TASK GOAL: Reproduce the listing below word for word.

EXERCISE MATERIALS:

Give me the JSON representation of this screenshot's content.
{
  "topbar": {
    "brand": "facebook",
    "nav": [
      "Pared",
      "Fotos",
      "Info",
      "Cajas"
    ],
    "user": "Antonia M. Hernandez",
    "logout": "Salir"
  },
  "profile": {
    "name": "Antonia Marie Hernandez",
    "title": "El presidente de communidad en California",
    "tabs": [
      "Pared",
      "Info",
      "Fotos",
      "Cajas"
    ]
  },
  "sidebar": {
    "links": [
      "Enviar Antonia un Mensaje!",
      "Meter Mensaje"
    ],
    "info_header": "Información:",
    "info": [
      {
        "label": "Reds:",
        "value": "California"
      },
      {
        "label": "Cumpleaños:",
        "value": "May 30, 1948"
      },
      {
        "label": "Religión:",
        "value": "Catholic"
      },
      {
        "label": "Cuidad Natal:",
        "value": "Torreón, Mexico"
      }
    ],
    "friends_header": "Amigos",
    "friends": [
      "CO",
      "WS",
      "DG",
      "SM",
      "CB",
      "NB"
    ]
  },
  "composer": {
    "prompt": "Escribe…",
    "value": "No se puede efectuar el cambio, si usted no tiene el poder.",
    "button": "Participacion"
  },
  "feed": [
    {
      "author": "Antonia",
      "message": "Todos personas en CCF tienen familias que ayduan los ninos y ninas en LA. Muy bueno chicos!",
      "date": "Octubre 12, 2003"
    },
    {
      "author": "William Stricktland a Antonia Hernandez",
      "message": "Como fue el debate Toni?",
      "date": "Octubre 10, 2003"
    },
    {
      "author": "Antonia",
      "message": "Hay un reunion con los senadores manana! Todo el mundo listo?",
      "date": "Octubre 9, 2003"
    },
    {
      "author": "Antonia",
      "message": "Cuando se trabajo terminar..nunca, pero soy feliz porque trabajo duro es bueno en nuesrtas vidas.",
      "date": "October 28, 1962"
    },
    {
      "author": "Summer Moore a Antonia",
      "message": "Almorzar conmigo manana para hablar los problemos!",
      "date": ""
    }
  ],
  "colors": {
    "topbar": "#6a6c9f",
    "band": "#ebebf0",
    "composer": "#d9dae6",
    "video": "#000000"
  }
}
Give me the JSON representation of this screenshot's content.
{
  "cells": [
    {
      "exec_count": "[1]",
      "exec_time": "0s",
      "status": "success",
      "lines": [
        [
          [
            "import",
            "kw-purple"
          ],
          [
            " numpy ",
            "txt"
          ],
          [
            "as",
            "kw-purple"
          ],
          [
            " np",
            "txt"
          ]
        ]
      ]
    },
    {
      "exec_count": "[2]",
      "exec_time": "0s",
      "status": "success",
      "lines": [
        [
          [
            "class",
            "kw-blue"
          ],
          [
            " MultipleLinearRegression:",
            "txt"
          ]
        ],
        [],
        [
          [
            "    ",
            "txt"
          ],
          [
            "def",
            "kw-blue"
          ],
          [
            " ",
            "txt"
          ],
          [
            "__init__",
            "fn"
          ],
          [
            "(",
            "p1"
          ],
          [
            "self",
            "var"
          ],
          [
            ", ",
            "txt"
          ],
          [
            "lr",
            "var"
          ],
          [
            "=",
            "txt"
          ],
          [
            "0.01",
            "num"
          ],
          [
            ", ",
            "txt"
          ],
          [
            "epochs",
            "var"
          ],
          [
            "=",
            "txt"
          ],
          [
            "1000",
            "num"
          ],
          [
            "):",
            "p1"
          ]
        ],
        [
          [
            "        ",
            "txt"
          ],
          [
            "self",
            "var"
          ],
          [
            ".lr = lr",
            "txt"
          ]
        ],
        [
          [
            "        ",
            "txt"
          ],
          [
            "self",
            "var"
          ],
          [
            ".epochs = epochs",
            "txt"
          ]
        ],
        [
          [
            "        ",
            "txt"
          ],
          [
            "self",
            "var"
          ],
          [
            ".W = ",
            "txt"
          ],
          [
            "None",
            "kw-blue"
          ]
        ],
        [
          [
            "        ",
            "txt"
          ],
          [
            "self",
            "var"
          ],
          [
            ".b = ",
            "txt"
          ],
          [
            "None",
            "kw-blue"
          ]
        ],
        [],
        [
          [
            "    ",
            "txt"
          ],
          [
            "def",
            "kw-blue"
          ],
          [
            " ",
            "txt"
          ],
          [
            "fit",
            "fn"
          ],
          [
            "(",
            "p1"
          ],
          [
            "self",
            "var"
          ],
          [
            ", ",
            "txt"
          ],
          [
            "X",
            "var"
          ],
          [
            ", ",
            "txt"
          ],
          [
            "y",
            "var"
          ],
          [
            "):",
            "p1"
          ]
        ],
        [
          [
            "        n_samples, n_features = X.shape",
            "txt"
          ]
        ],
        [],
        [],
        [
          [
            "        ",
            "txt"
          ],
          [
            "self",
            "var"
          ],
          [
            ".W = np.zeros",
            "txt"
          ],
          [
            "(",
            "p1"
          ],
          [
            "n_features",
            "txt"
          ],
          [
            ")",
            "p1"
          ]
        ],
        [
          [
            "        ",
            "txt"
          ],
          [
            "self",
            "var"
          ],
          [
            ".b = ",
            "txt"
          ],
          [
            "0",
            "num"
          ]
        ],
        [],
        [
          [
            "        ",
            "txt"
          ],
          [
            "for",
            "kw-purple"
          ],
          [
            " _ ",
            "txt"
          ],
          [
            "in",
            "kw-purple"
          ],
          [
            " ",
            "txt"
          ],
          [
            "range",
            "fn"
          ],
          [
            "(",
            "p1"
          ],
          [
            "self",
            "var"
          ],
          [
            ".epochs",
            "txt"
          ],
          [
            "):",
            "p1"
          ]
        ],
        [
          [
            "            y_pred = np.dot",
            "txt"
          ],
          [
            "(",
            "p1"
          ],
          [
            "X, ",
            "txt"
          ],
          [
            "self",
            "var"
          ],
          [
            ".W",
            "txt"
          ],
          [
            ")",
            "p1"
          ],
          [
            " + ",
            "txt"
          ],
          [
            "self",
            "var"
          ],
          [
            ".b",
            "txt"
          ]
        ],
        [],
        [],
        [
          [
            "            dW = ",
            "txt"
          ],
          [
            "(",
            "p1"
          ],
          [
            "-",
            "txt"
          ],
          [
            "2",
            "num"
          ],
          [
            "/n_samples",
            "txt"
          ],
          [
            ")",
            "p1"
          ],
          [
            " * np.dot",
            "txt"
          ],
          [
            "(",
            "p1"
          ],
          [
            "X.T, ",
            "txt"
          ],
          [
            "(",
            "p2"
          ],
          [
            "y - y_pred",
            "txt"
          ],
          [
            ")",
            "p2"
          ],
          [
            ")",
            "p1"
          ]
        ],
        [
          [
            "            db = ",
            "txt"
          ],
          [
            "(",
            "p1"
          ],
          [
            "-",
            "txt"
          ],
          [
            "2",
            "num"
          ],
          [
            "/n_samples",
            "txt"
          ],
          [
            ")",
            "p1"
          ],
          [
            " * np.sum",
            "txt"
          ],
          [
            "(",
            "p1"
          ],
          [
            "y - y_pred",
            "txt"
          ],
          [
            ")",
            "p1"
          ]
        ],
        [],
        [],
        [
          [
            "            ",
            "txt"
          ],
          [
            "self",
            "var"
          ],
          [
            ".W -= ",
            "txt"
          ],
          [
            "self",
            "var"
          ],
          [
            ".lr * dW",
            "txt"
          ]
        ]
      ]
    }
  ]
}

REPLY:
Give me the JSON representation of this screenshot's content.
{
  "topbar": {
    "brand": "facebook",
    "nav": [
      "Pared",
      "Fotos",
      "Info",
      "Cajas"
    ],
    "user": "Antonia M. Hernandez",
    "logout": "Salir"
  },
  "profile": {
    "name": "Antonia Marie Hernandez",
    "title": "El presidente de communidad en California",
    "tabs": [
      "Pared",
      "Info",
      "Fotos",
      "Cajas"
    ]
  },
  "sidebar": {
    "links": [
      "Enviar Antonia un Mensaje!",
      "Meter Mensaje"
    ],
    "info_header": "Información:",
    "info": [
      {
        "label": "Reds:",
        "value": "California"
      },
      {
        "label": "Cumpleaños:",
        "value": "May 30, 1948"
      },
      {
        "label": "Religión:",
        "value": "Catholic"
      },
      {
        "label": "Cuidad Natal:",
        "value": "Torreón, Mexico"
      }
    ],
    "friends_header": "Amigos",
    "friends": [
      "CO",
      "WS",
      "DG",
      "SM",
      "CB",
      "NB"
    ]
  },
  "composer": {
    "prompt": "Escribe…",
    "value": "No se puede efectuar el cambio, si usted no tiene el poder.",
    "button": "Participacion"
  },
  "feed": [
    {
      "author": "Antonia",
      "message": "Todos personas en CCF tienen familias que ayduan los ninos y ninas en LA. Muy bueno chicos!",
      "date": "Octubre 12, 2003"
    },
    {
      "author": "William Stricktland a Antonia Hernandez",
      "message": "Como fue el debate Toni?",
      "date": "Octubre 10, 2003"
    },
    {
      "author": "Antonia",
      "message": "Hay un reunion con los senadores manana! Todo el mundo listo?",
      "date": "Octubre 9, 2003"
    },
    {
      "author": "Antonia",
      "message": "Cuando se trabajo terminar..nunca, pero soy feliz porque trabajo duro es bueno en nuesrtas vidas.",
      "date": "October 28, 1962"
    },
    {
      "author": "Summer Moore a Antonia",
      "message": "Almorzar conmigo manana para hablar los problemos!",
      "date": ""
    }
  ],
  "colors": {
    "topbar": "#6a6c9f",
    "band": "#ebebf0",
    "composer": "#d9dae6",
    "video": "#000000"
  }
}
Give me the JSON representation of this screenshot's content.
{
  "cells": [
    {
      "exec_count": "[1]",
      "exec_time": "0s",
      "status": "success",
      "lines": [
        [
          [
            "import",
            "kw-purple"
          ],
          [
            " numpy ",
            "txt"
          ],
          [
            "as",
            "kw-purple"
          ],
          [
            " np",
            "txt"
          ]
        ]
      ]
    },
    {
      "exec_count": "[2]",
      "exec_time": "0s",
      "status": "success",
      "lines": [
        [
          [
            "class",
            "kw-blue"
          ],
          [
            " MultipleLinearRegression:",
            "txt"
          ]
        ],
        [],
        [
          [
            "    ",
            "txt"
          ],
          [
            "def",
            "kw-blue"
          ],
          [
            " ",
            "txt"
          ],
          [
            "__init__",
            "fn"
          ],
          [
            "(",
            "p1"
          ],
          [
            "self",
            "var"
          ],
          [
            ", ",
            "txt"
          ],
          [
            "lr",
            "var"
          ],
          [
            "=",
            "txt"
          ],
          [
            "0.01",
            "num"
          ],
          [
            ", ",
            "txt"
          ],
          [
            "epochs",
            "var"
          ],
          [
            "=",
            "txt"
          ],
          [
            "1000",
            "num"
          ],
          [
            "):",
            "p1"
          ]
        ],
        [
          [
            "        ",
            "txt"
          ],
          [
            "self",
            "var"
          ],
          [
            ".lr = lr",
            "txt"
          ]
        ],
        [
          [
            "        ",
            "txt"
          ],
          [
            "self",
            "var"
          ],
          [
            ".epochs = epochs",
            "txt"
          ]
        ],
        [
          [
            "        ",
            "txt"
          ],
          [
            "self",
            "var"
          ],
          [
            ".W = ",
            "txt"
          ],
          [
            "None",
            "kw-blue"
          ]
        ],
        [
          [
            "        ",
            "txt"
          ],
          [
            "self",
            "var"
          ],
          [
            ".b = ",
            "txt"
          ],
          [
            "None",
            "kw-blue"
          ]
        ],
        [],
        [
          [
            "    ",
            "txt"
          ],
          [
            "def",
            "kw-blue"
          ],
          [
            " ",
            "txt"
          ],
          [
            "fit",
            "fn"
          ],
          [
            "(",
            "p1"
          ],
          [
            "self",
            "var"
          ],
          [
            ", ",
            "txt"
          ],
          [
            "X",
            "var"
          ],
          [
            ", ",
            "txt"
          ],
          [
            "y",
            "var"
          ],
          [
            "):",
            "p1"
          ]
        ],
        [
          [
            "        n_samples, n_features = X.shape",
            "txt"
          ]
        ],
        [],
        [],
        [
          [
            "        ",
            "txt"
          ],
          [
            "self",
            "var"
          ],
          [
            ".W = np.zeros",
            "txt"
          ],
          [
            "(",
            "p1"
          ],
          [
            "n_features",
            "txt"
          ],
          [
            ")",
            "p1"
          ]
        ],
        [
          [
            "        ",
            "txt"
          ],
          [
            "self",
            "var"
          ],
          [
            ".b = ",
            "txt"
          ],
          [
            "0",
            "num"
          ]
        ],
        [],
        [
          [
            "        ",
            "txt"
          ],
          [
            "for",
            "kw-purple"
          ],
          [
            " _ ",
            "txt"
          ],
          [
            "in",
            "kw-purple"
          ],
          [
            " ",
            "txt"
          ],
          [
            "range",
            "fn"
          ],
          [
            "(",
            "p1"
          ],
          [
            "self",
            "var"
          ],
          [
            ".epochs",
            "txt"
          ],
          [
            "):",
            "p1"
          ]
        ],
        [
          [
            "            y_pred = np.dot",
            "txt"
          ],
          [
            "(",
            "p1"
          ],
          [
            "X, ",
            "txt"
          ],
          [
            "self",
            "var"
          ],
          [
            ".W",
            "txt"
          ],
          [
            ")",
            "p1"
          ],
          [
            " + ",
            "txt"
          ],
          [
            "self",
            "var"
          ],
          [
            ".b",
            "txt"
          ]
        ],
        [],
        [],
        [
          [
            "            dW = ",
            "txt"
          ],
          [
            "(",
            "p1"
          ],
          [
            "-",
            "txt"
          ],
          [
            "2",
            "num"
          ],
          [
            "/n_samples",
            "txt"
          ],
          [
            ")",
            "p1"
          ],
          [
            " * np.dot",
            "txt"
          ],
          [
            "(",
            "p1"
          ],
          [
            "X.T, ",
            "txt"
          ],
          [
            "(",
            "p2"
          ],
          [
            "y - y_pred",
            "txt"
          ],
          [
            ")",
            "p2"
          ],
          [
            ")",
            "p1"
          ]
        ],
        [
          [
            "            db = ",
            "txt"
          ],
          [
            "(",
            "p1"
          ],
          [
            "-",
            "txt"
          ],
          [
            "2",
            "num"
          ],
          [
            "/n_samples",
            "txt"
          ],
          [
            ")",
            "p1"
          ],
          [
            " * np.sum",
            "txt"
          ],
          [
            "(",
            "p1"
          ],
          [
            "y - y_pred",
            "txt"
          ],
          [
            ")",
            "p1"
          ]
        ],
        [],
        [],
        [
          [
            "            ",
            "txt"
          ],
          [
            "self",
            "var"
          ],
          [
            ".W -= ",
            "txt"
          ],
          [
            "self",
            "var"
          ],
          [
            ".lr * dW",
            "txt"
          ]
        ]
      ]
    }
  ]
}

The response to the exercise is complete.